Yes it is. Ransomware was first introduced 25 years ago. Traditionally, ransomware is a type of malware that restricts access to user data by encrypting the files on an infected computer and demanding payment for the decryption key. Just like in RDoS, the attacker simply distributes a largescale phishing campaign in hopes someone will click on the malicious attachment or link.
Recently, the idea has evolved and now relies on cryptocurrency as its main form of payment. Ransomware authors are still using malware to encrypt critical data, making it unusable until the user complies by paying a ransom. What has also changed is the delivery method.
With the WannaCry attack, the attack did not send out a phishing campaign, but rather used scanners to identify devices that were vulnerable to MS17-010, a Microsoft security update that patched remote code execution vulnerabilities in Microsoft’s SMB services. Once a computer was infected, a worm replicated itself across the device’s network, targeting other computers. This attack represents an evolution in ransomware attacks: they can now leverage recently disclosed exploits and default credentials to infect a device similarly to the way IoT botnets spread.
Not only are authors looking for new delivery methods, they are also looking for new methods to cash in. The latest threat that Radware’s research is witnessing are hackers offering user-friendly attack services; i.e. Ransomware as a Service (RaaS). A novice user can access the Darknet and find several RaaS offerings. Potential criminals can pay a small fee to have access to customizable ransomware platforms. RaaS providers charge a fee for access to the source code, or take a percentage of any profits that are generated. Some even offer ransomware free of charge.
Expert skills are no longer required to hold victims’ information hostage. Satan is the name of one service that automates the process by allowing users to specify the ransom amount, various multipliers and the actual creation of the ransom note, completely free of charge. At the end of the process, a user is left with a malicious .exe file that they can send to their victims.
Between the Darknet going mainstream, the U.S. government repealing certain privacy rules that prevent broadband providers from selling personal data, and the vulnerability of IoT devices, are you seeing data privacy becoming a bigger concern?
Data privacy is a big concern and it’s becoming bigger.
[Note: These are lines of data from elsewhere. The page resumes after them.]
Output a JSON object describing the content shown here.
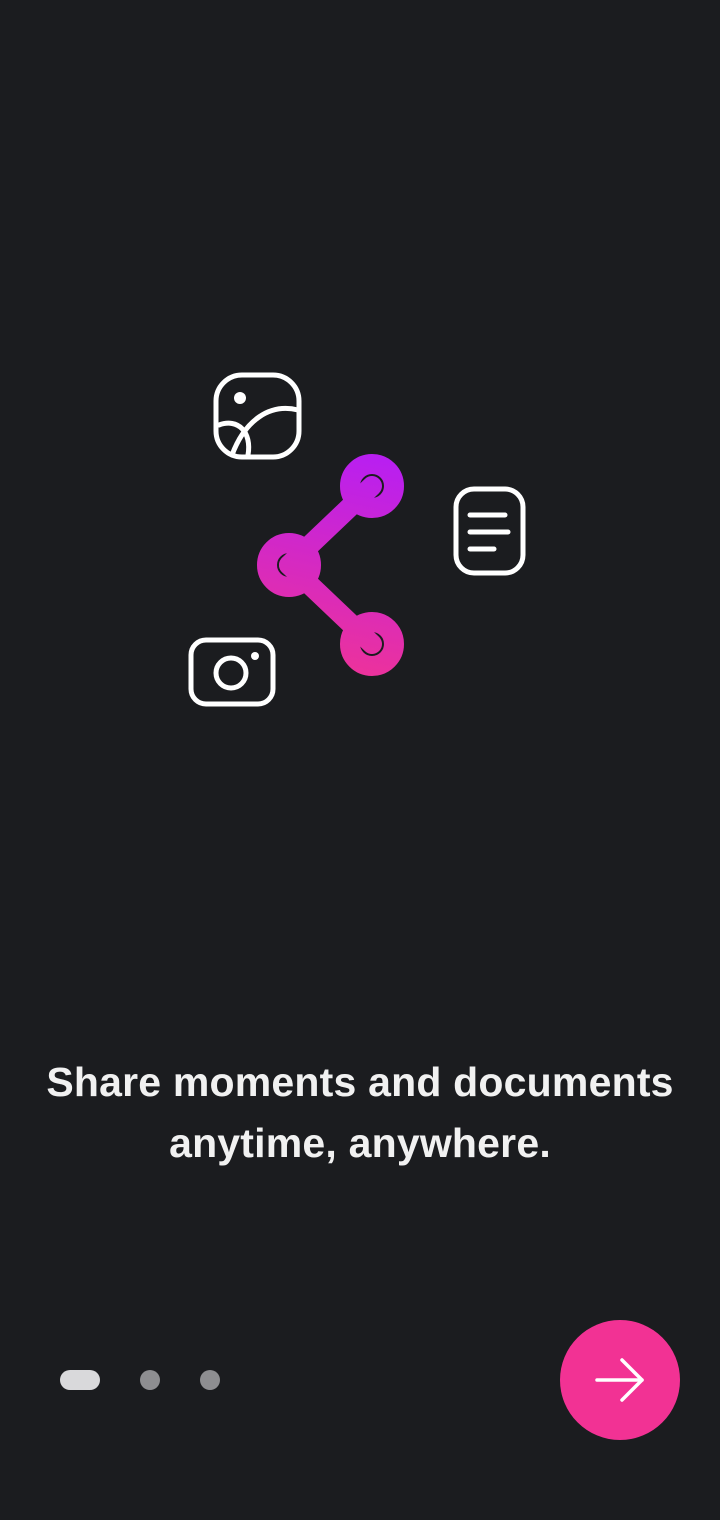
{
  "onboarding": {
    "headline_line1": "Share moments and documents",
    "headline_line2": "anytime, anywhere.",
    "page_count": 3,
    "current_page": 1
  },
  "illustration": {
    "icons": [
      "gallery-icon",
      "share-icon",
      "document-icon",
      "camera-icon"
    ],
    "share_gradient": [
      "#b91ff0",
      "#ef3397"
    ],
    "outline_color": "#ffffff"
  },
  "next_button": {
    "icon": "arrow-right-icon",
    "color": "#f23294"
  }
}
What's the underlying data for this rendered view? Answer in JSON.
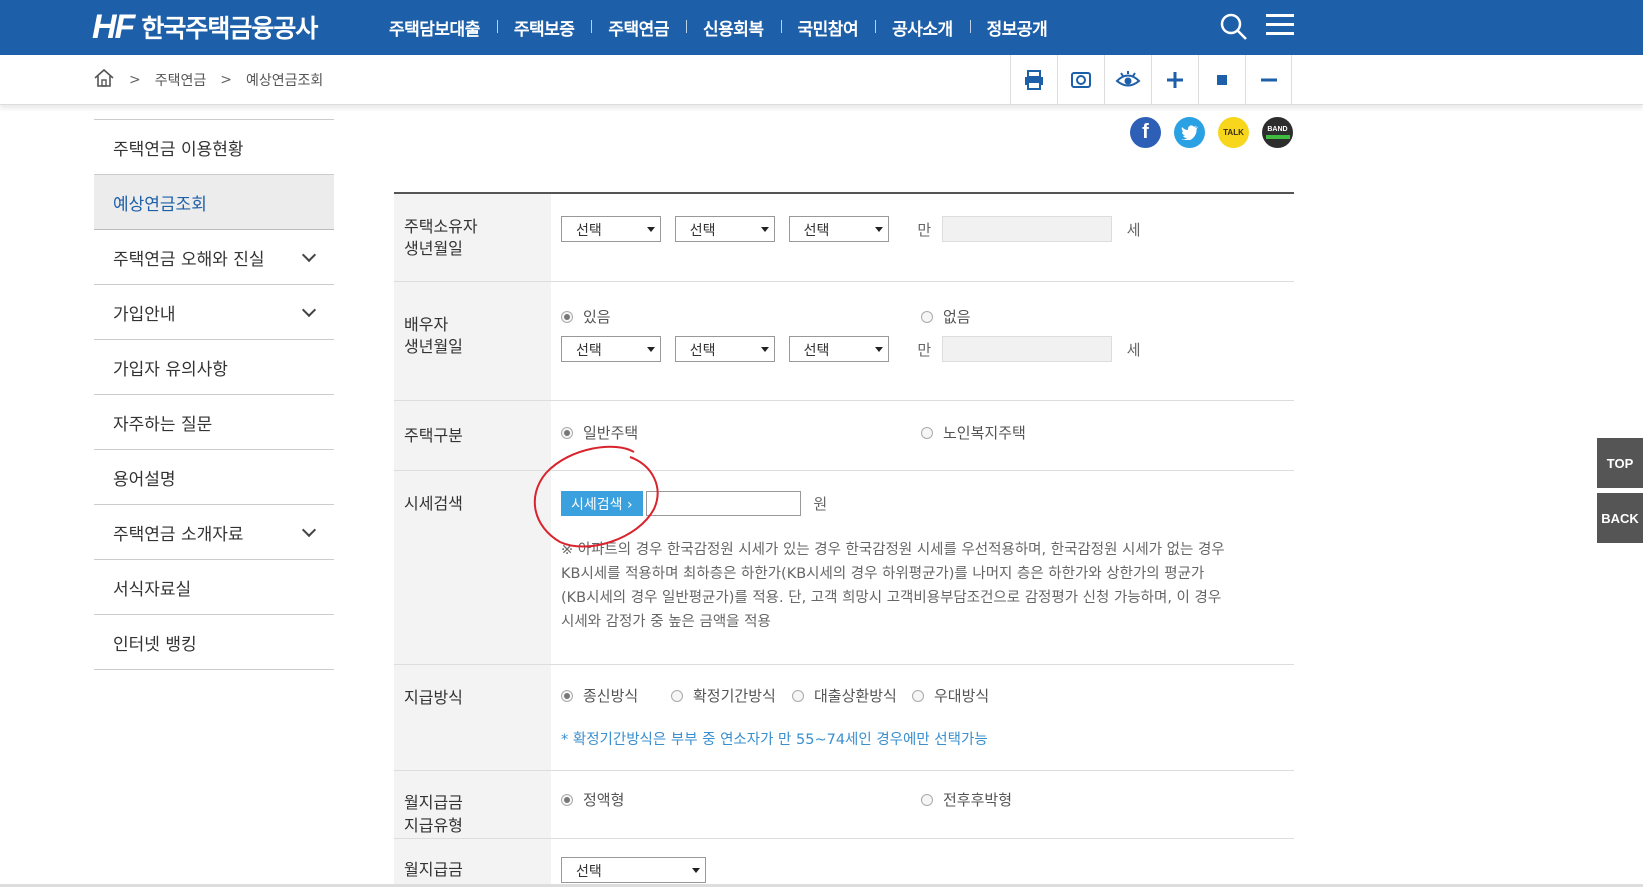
{
  "header": {
    "logo_mark": "HF",
    "logo_text": "한국주택금융공사",
    "nav": [
      "주택담보대출",
      "주택보증",
      "주택연금",
      "신용회복",
      "국민참여",
      "공사소개",
      "정보공개"
    ]
  },
  "breadcrumb": {
    "level1": "주택연금",
    "level2": "예상연금조회"
  },
  "sidebar": {
    "items": [
      {
        "label": "주택연금 이용현황"
      },
      {
        "label": "예상연금조회"
      },
      {
        "label": "주택연금 오해와 진실"
      },
      {
        "label": "가입안내"
      },
      {
        "label": "가입자 유의사항"
      },
      {
        "label": "자주하는 질문"
      },
      {
        "label": "용어설명"
      },
      {
        "label": "주택연금 소개자료"
      },
      {
        "label": "서식자료실"
      },
      {
        "label": "인터넷 뱅킹"
      }
    ]
  },
  "sns": {
    "talk": "TALK",
    "band": "BAND"
  },
  "form": {
    "owner": {
      "label_line1": "주택소유자",
      "label_line2": "생년월일",
      "sel1": "선택",
      "sel2": "선택",
      "sel3": "선택",
      "prefix": "만",
      "suffix": "세"
    },
    "spouse": {
      "label_line1": "배우자",
      "label_line2": "생년월일",
      "opt_yes": "있음",
      "opt_no": "없음",
      "sel1": "선택",
      "sel2": "선택",
      "sel3": "선택",
      "prefix": "만",
      "suffix": "세"
    },
    "house_type": {
      "label": "주택구분",
      "opt1": "일반주택",
      "opt2": "노인복지주택"
    },
    "price": {
      "label": "시세검색",
      "button": "시세검색",
      "unit": "원",
      "note": [
        "※ 아파트의 경우 한국감정원 시세가 있는 경우 한국감정원 시세를 우선적용하며, 한국감정원 시세가 없는 경우",
        "KB시세를 적용하며 최하층은 하한가(KB시세의 경우 하위평균가)를 나머지 층은 하한가와 상한가의 평균가",
        "(KB시세의 경우 일반평균가)를 적용. 단, 고객 희망시 고객비용부담조건으로 감정평가 신청 가능하며, 이 경우",
        "시세와 감정가 중 높은 금액을 적용"
      ]
    },
    "payment": {
      "label": "지급방식",
      "opt1": "종신방식",
      "opt2": "확정기간방식",
      "opt3": "대출상환방식",
      "opt4": "우대방식",
      "note": "* 확정기간방식은 부부 중 연소자가 만 55~74세인 경우에만 선택가능"
    },
    "monthly_type": {
      "label_line1": "월지급금",
      "label_line2": "지급유형",
      "opt1": "정액형",
      "opt2": "전후후박형"
    },
    "monthly": {
      "label": "월지급금",
      "sel": "선택"
    }
  },
  "quick": {
    "top": "TOP",
    "back": "BACK"
  },
  "colors": {
    "brand": "#1d5fa8",
    "button": "#3aa0de",
    "annotation": "#d9232d"
  }
}
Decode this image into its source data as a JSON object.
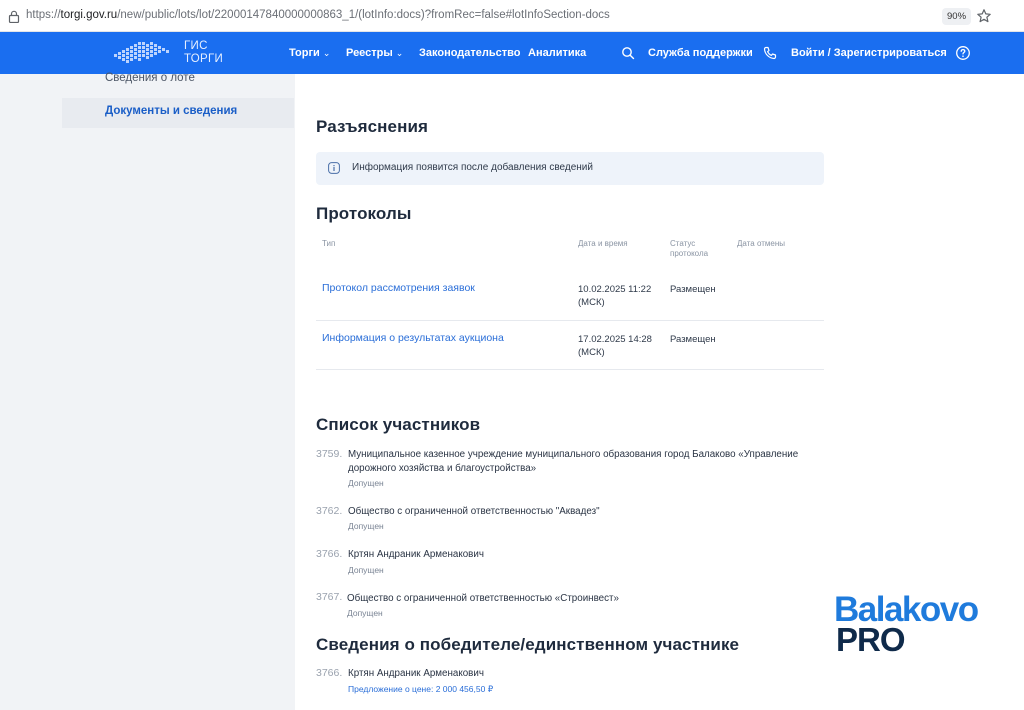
{
  "browser": {
    "url_prefix": "https://",
    "url_host": "torgi.gov.ru",
    "url_path": "/new/public/lots/lot/22000147840000000863_1/(lotInfo:docs)?fromRec=false#lotInfoSection-docs",
    "zoom": "90%"
  },
  "header": {
    "logo_line1": "ГИС",
    "logo_line2": "ТОРГИ",
    "nav": {
      "torgi": "Торги",
      "reestry": "Реестры",
      "zakon": "Законодательство",
      "analytics": "Аналитика"
    },
    "support": "Служба поддержки",
    "login": "Войти / Зарегистрироваться",
    "colors": {
      "bar": "#1a6ef0"
    }
  },
  "sidebar": {
    "items": [
      {
        "label": "Сведения о лоте"
      },
      {
        "label": "Документы и сведения"
      }
    ]
  },
  "explanations": {
    "title": "Разъяснения",
    "info": "Информация появится после добавления сведений"
  },
  "protocols": {
    "title": "Протоколы",
    "columns": {
      "type": "Тип",
      "datetime": "Дата и время",
      "status_l1": "Статус",
      "status_l2": "протокола",
      "cancel": "Дата отмены"
    },
    "rows": [
      {
        "name": "Протокол рассмотрения заявок",
        "date": "10.02.2025 11:22",
        "tz": "(МСК)",
        "status": "Размещен"
      },
      {
        "name": "Информация о результатах аукциона",
        "date": "17.02.2025 14:28",
        "tz": "(МСК)",
        "status": "Размещен"
      }
    ]
  },
  "participants": {
    "title": "Список участников",
    "items": [
      {
        "num": "3759.",
        "name": "Муниципальное казенное учреждение муниципального образования город Балаково «Управление дорожного хозяйства и благоустройства»",
        "status": "Допущен"
      },
      {
        "num": "3762.",
        "name": "Общество с ограниченной ответственностью \"Аквадез\"",
        "status": "Допущен"
      },
      {
        "num": "3766.",
        "name": "Кртян Андраник Арменакович",
        "status": "Допущен"
      },
      {
        "num": "3767.",
        "name": "Общество с ограниченной ответственностью «Строинвест»",
        "status": "Допущен"
      }
    ]
  },
  "winner": {
    "title": "Сведения о победителе/единственном участнике",
    "num": "3766.",
    "name": "Кртян Андраник Арменакович",
    "offer": "Предложение о цене: 2 000 456,50 ₽"
  },
  "watermark": {
    "line1": "Balakovo",
    "line2": "PRO"
  }
}
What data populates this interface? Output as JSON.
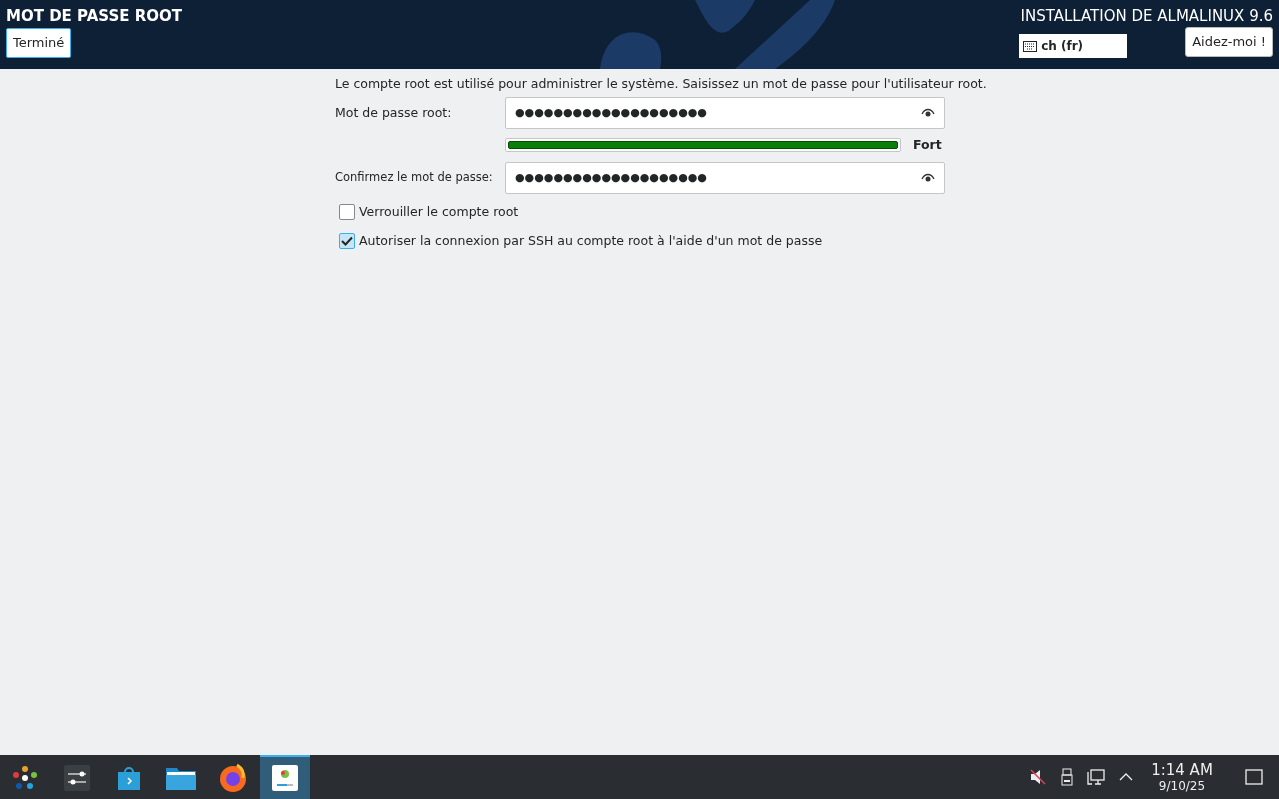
{
  "header": {
    "title": "MOT DE PASSE ROOT",
    "done_button": "Terminé",
    "product": "INSTALLATION DE ALMALINUX 9.6",
    "keyboard_layout": "ch (fr)",
    "help_button": "Aidez-moi !"
  },
  "intro": "Le compte root est utilisé pour administrer le système. Saisissez un mot de passe pour l'utilisateur root.",
  "password": {
    "label": "Mot de passe root:",
    "value": "●●●●●●●●●●●●●●●●●●●●"
  },
  "strength": {
    "level": 1,
    "reading": "Fort"
  },
  "confirm": {
    "label": "Confirmez le mot de passe:",
    "value": "●●●●●●●●●●●●●●●●●●●●"
  },
  "options": [
    {
      "label": "Verrouiller le compte root",
      "checked": false
    },
    {
      "label": "Autoriser la connexion par SSH au compte root à l'aide d'un mot de passe",
      "checked": true
    }
  ],
  "taskbar": {
    "apps": [
      {
        "kind": "launcher",
        "selected": false
      },
      {
        "kind": "settings",
        "selected": false
      },
      {
        "kind": "store",
        "selected": false
      },
      {
        "kind": "files",
        "selected": false
      },
      {
        "kind": "browser",
        "selected": false
      },
      {
        "kind": "installer",
        "selected": true
      }
    ],
    "time": "1:14 AM",
    "date": "9/10/25"
  }
}
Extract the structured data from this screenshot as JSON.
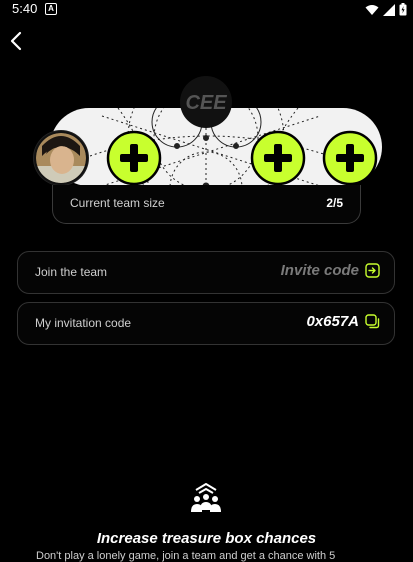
{
  "status_bar": {
    "time": "5:40",
    "app_badge": "A"
  },
  "team": {
    "logo_text": "CEE",
    "size_label": "Current team size",
    "size_value": "2/5"
  },
  "join": {
    "label": "Join the team",
    "placeholder": "Invite code"
  },
  "invitation": {
    "label": "My invitation code",
    "code": "0x657A"
  },
  "promo": {
    "title": "Increase treasure box chances",
    "subtitle": "Don't play a lonely game, join a team and get a chance with 5"
  },
  "colors": {
    "accent": "#c8ff2e",
    "background": "#000000"
  }
}
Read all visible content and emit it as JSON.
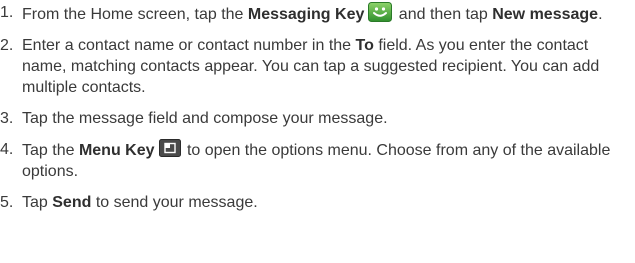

The average user is unaware of their digital footprint, how large it is, and how far back it dates. Online privacy is a two-front battle. You have the service providers and the online services that have the ability to harvest data about individuals for marketing or law enforcement purposes. Then there are the criminals who hack these providers and services to either sell the data or target an individual directly.
In 2016, 117 million accounts from LinkedIn were leaked, 360 million from MySpace, 68 million from Tumblr and 127 million from Badoo. These leaks alone compromised over half a billion emails and usernames. This represents a gold mine for hackers who keep databases so they can conduct malicious activity.
Fraud has always been a big business for hackers. Ultimately, users must take steps to insure their own privacy from both providers and criminals. Users must understand how they connect to the Internet, which data they are comfortable disclosing, such as life events they share on social media. An individual might take steps to keep their image or location disclosed, but when a friend posts a tagged picture on Instagram with that individual in the background, this unintentional disclosure becomes data that can be used against that person.
Once an individual has a better understanding of what information they are exposing, they can incorporate VPN, security settings and become aware of their surroundings to prevent further information from being exposed.
Users should always be alert for phishing emails and should monitor credit and bank statements, keep their personal devices updated, create strong passwords and use two-factor authentications when possible. File sharing services should be disabled and always verify any company that you’re conducting business with. If personal data is stored on a personal computer, consider encrypted file storage and data backup. And never reuse passwords.